• **PROVIDED DATA**:
• • • •
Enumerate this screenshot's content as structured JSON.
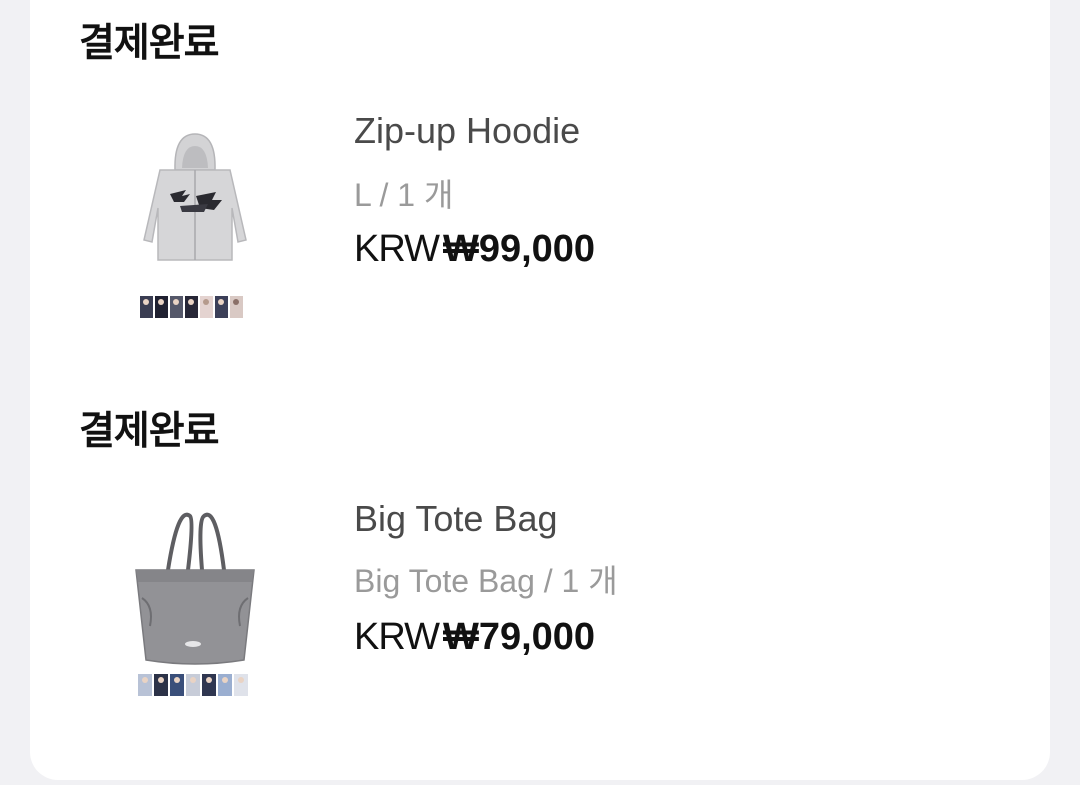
{
  "orders": [
    {
      "status": "결제완료",
      "product_name": "Zip-up Hoodie",
      "option": "L / 1 개",
      "currency": "KRW",
      "price": "₩99,000",
      "thumbnail": "hoodie-image"
    },
    {
      "status": "결제완료",
      "product_name": "Big Tote Bag",
      "option": "Big Tote Bag / 1 개",
      "currency": "KRW",
      "price": "₩79,000",
      "thumbnail": "tote-bag-image"
    }
  ],
  "colors": {
    "background": "#f1f1f4",
    "card": "#ffffff",
    "title": "#111111",
    "product_name": "#4a4a4a",
    "option": "#9a9a9a"
  }
}
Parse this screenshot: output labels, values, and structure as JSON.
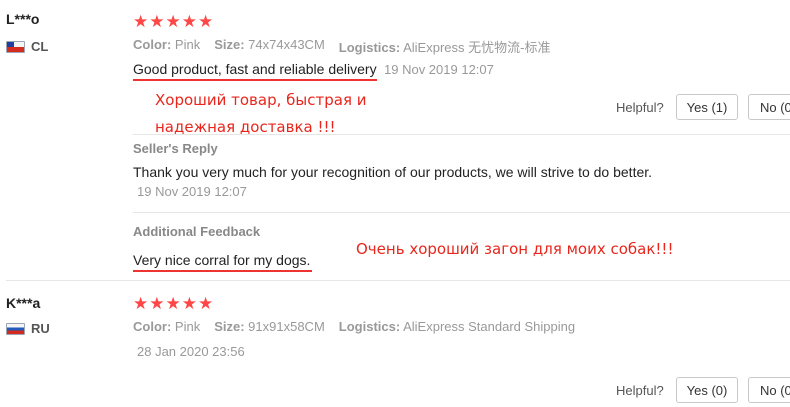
{
  "reviews": [
    {
      "user": "L***o",
      "country": "CL",
      "flag_icon": "chile-flag-icon",
      "rating": "★★★★★",
      "color_label": "Color:",
      "color_value": "Pink",
      "size_label": "Size:",
      "size_value": "74x74x43CM",
      "logistics_label": "Logistics:",
      "logistics_value": "AliExpress 无忧物流-标准",
      "text": "Good product, fast and reliable delivery",
      "date": "19 Nov 2019 12:07",
      "translation_line1": "Хороший товар, быстрая и",
      "translation_line2": "надежная доставка !!!",
      "helpful_label": "Helpful?",
      "yes_label": "Yes (1)",
      "no_label": "No (0",
      "seller_reply_title": "Seller's Reply",
      "seller_reply_text": "Thank you very much for your recognition of our products, we will strive to do better.",
      "seller_reply_date": "19 Nov 2019 12:07",
      "additional_title": "Additional Feedback",
      "additional_text": "Very nice corral for my dogs.",
      "additional_translation": "Очень хороший загон для моих собак!!!"
    },
    {
      "user": "K***a",
      "country": "RU",
      "flag_icon": "russia-flag-icon",
      "rating": "★★★★★",
      "color_label": "Color:",
      "color_value": "Pink",
      "size_label": "Size:",
      "size_value": "91x91x58CM",
      "logistics_label": "Logistics:",
      "logistics_value": "AliExpress Standard Shipping",
      "date": "28 Jan 2020 23:56",
      "helpful_label": "Helpful?",
      "yes_label": "Yes (0)",
      "no_label": "No (0"
    }
  ],
  "colors": {
    "star": "#ff4747",
    "annotation": "#e8261c"
  }
}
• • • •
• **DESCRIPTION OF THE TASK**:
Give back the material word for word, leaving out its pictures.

• **OUTPUT OF THE EXERCISE**:
Enumerate this screenshot's content as structured JSON.
{
  "orders": [
    {
      "status": "결제완료",
      "product_name": "Zip-up Hoodie",
      "option": "L / 1 개",
      "currency": "KRW",
      "price": "₩99,000",
      "thumbnail": "hoodie-image"
    },
    {
      "status": "결제완료",
      "product_name": "Big Tote Bag",
      "option": "Big Tote Bag / 1 개",
      "currency": "KRW",
      "price": "₩79,000",
      "thumbnail": "tote-bag-image"
    }
  ],
  "colors": {
    "background": "#f1f1f4",
    "card": "#ffffff",
    "title": "#111111",
    "product_name": "#4a4a4a",
    "option": "#9a9a9a"
  }
}
Parse this screenshot: output labels, values, and structure as JSON.
{
  "reviews": [
    {
      "user": "L***o",
      "country": "CL",
      "flag_icon": "chile-flag-icon",
      "rating": "★★★★★",
      "color_label": "Color:",
      "color_value": "Pink",
      "size_label": "Size:",
      "size_value": "74x74x43CM",
      "logistics_label": "Logistics:",
      "logistics_value": "AliExpress 无忧物流-标准",
      "text": "Good product, fast and reliable delivery",
      "date": "19 Nov 2019 12:07",
      "translation_line1": "Хороший товар, быстрая и",
      "translation_line2": "надежная доставка !!!",
      "helpful_label": "Helpful?",
      "yes_label": "Yes (1)",
      "no_label": "No (0",
      "seller_reply_title": "Seller's Reply",
      "seller_reply_text": "Thank you very much for your recognition of our products, we will strive to do better.",
      "seller_reply_date": "19 Nov 2019 12:07",
      "additional_title": "Additional Feedback",
      "additional_text": "Very nice corral for my dogs.",
      "additional_translation": "Очень хороший загон для моих собак!!!"
    },
    {
      "user": "K***a",
      "country": "RU",
      "flag_icon": "russia-flag-icon",
      "rating": "★★★★★",
      "color_label": "Color:",
      "color_value": "Pink",
      "size_label": "Size:",
      "size_value": "91x91x58CM",
      "logistics_label": "Logistics:",
      "logistics_value": "AliExpress Standard Shipping",
      "date": "28 Jan 2020 23:56",
      "helpful_label": "Helpful?",
      "yes_label": "Yes (0)",
      "no_label": "No (0"
    }
  ],
  "colors": {
    "star": "#ff4747",
    "annotation": "#e8261c"
  }
}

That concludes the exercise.